Interface dataset entries:
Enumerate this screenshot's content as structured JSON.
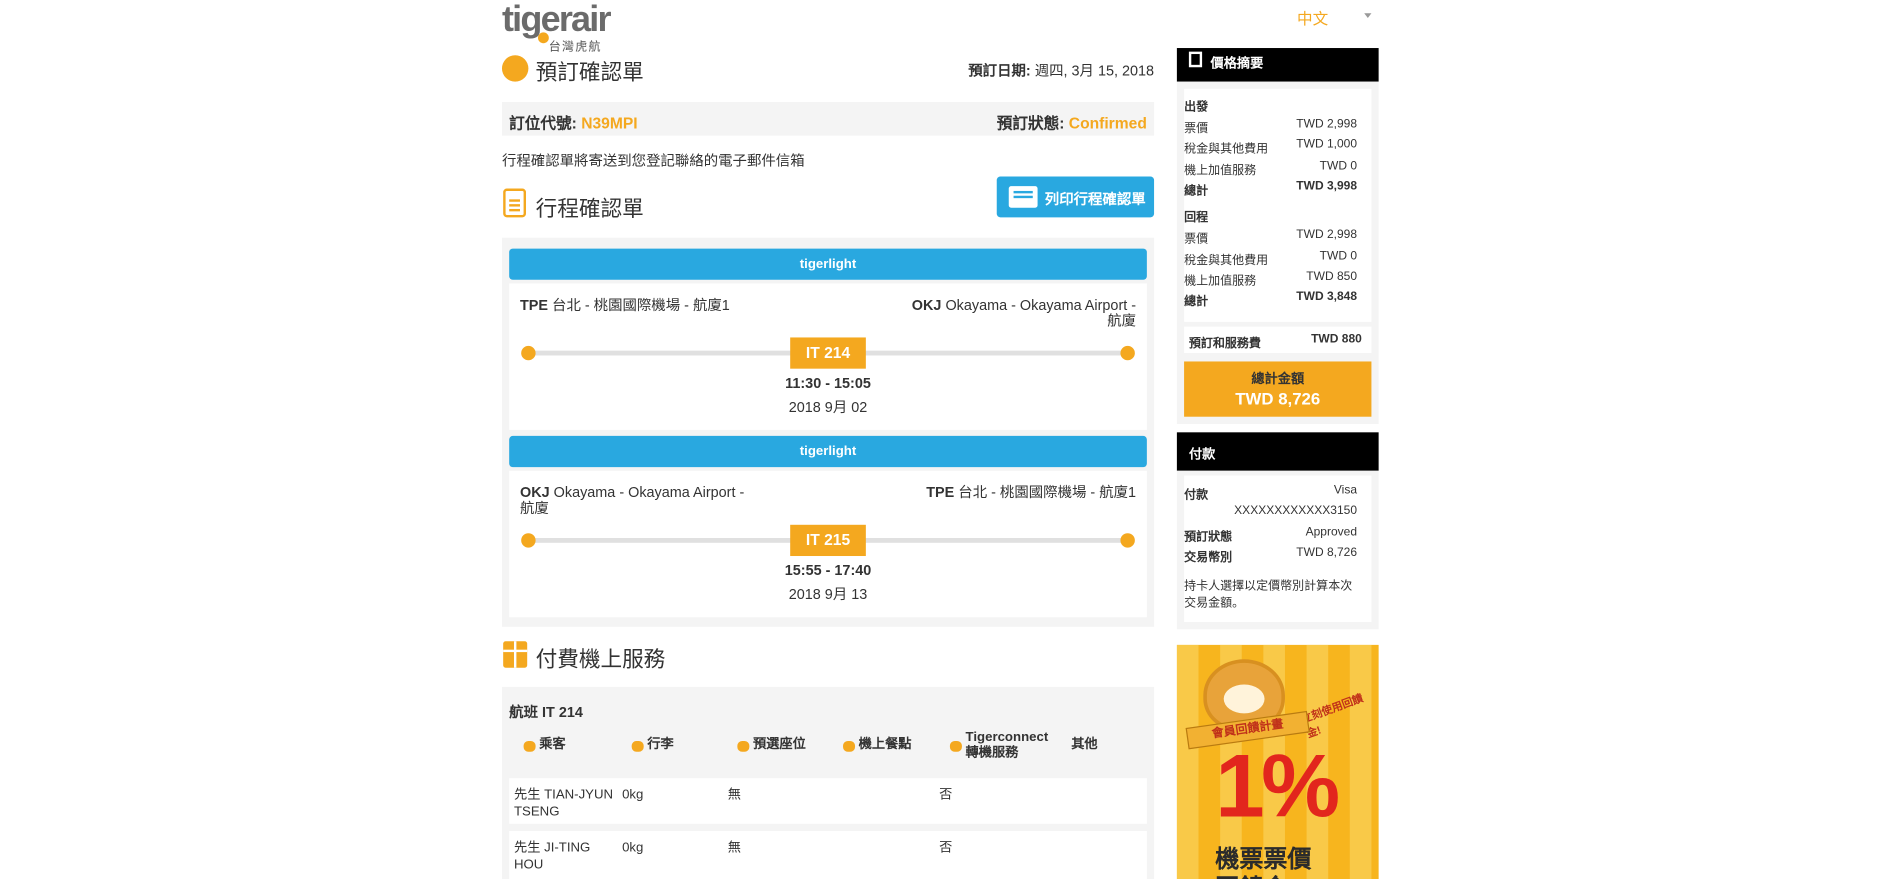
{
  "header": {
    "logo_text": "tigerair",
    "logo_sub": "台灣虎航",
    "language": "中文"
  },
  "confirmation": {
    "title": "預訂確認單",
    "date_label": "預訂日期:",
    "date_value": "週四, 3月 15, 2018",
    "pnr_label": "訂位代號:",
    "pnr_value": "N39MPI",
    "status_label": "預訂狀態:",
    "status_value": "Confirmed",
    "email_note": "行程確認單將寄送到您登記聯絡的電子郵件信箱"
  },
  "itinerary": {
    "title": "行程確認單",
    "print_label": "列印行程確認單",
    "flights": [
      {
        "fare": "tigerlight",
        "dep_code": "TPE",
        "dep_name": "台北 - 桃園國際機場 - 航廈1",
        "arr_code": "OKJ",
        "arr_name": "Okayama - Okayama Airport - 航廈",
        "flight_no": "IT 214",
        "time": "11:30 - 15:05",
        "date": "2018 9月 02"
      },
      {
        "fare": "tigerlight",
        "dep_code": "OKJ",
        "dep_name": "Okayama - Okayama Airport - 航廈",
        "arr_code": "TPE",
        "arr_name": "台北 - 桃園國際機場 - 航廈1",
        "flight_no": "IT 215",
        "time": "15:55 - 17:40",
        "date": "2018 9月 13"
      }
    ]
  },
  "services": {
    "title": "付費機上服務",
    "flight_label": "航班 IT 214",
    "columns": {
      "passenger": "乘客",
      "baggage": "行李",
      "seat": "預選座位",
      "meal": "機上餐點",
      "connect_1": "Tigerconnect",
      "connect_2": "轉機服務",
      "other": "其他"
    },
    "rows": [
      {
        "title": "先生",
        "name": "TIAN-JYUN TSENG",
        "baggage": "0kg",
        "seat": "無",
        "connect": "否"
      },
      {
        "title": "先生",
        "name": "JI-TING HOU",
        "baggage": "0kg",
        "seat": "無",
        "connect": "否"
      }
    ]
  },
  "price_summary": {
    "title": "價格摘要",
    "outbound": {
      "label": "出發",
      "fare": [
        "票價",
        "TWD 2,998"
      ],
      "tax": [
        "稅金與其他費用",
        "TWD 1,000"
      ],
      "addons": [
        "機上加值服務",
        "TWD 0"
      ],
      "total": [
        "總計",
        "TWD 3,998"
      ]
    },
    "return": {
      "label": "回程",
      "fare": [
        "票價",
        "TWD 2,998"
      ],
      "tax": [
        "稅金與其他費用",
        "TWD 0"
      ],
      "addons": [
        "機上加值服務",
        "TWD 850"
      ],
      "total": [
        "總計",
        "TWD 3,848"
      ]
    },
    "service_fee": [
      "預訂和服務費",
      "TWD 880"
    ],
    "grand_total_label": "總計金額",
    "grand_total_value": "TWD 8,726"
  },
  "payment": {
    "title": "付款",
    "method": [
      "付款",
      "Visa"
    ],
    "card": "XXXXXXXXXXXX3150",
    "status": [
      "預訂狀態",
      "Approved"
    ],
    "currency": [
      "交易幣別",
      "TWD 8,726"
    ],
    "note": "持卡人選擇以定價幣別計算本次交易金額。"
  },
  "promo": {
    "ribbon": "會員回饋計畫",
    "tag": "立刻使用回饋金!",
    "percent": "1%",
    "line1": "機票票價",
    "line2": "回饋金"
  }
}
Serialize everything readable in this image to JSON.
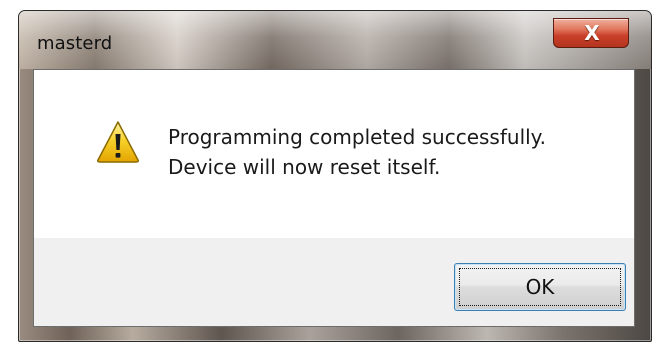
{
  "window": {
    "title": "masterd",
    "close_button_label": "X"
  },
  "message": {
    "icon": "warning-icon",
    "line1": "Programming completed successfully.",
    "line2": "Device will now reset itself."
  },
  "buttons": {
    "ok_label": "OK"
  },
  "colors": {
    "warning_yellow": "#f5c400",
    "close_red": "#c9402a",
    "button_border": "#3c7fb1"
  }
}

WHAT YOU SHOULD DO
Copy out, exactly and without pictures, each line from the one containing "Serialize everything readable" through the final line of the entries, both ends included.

REPLY TO THE TASK
Serialize everything readable in this image to JSON.
{
  "window": {
    "title": "masterd",
    "close_button_label": "X"
  },
  "message": {
    "icon": "warning-icon",
    "line1": "Programming completed successfully.",
    "line2": "Device will now reset itself."
  },
  "buttons": {
    "ok_label": "OK"
  },
  "colors": {
    "warning_yellow": "#f5c400",
    "close_red": "#c9402a",
    "button_border": "#3c7fb1"
  }
}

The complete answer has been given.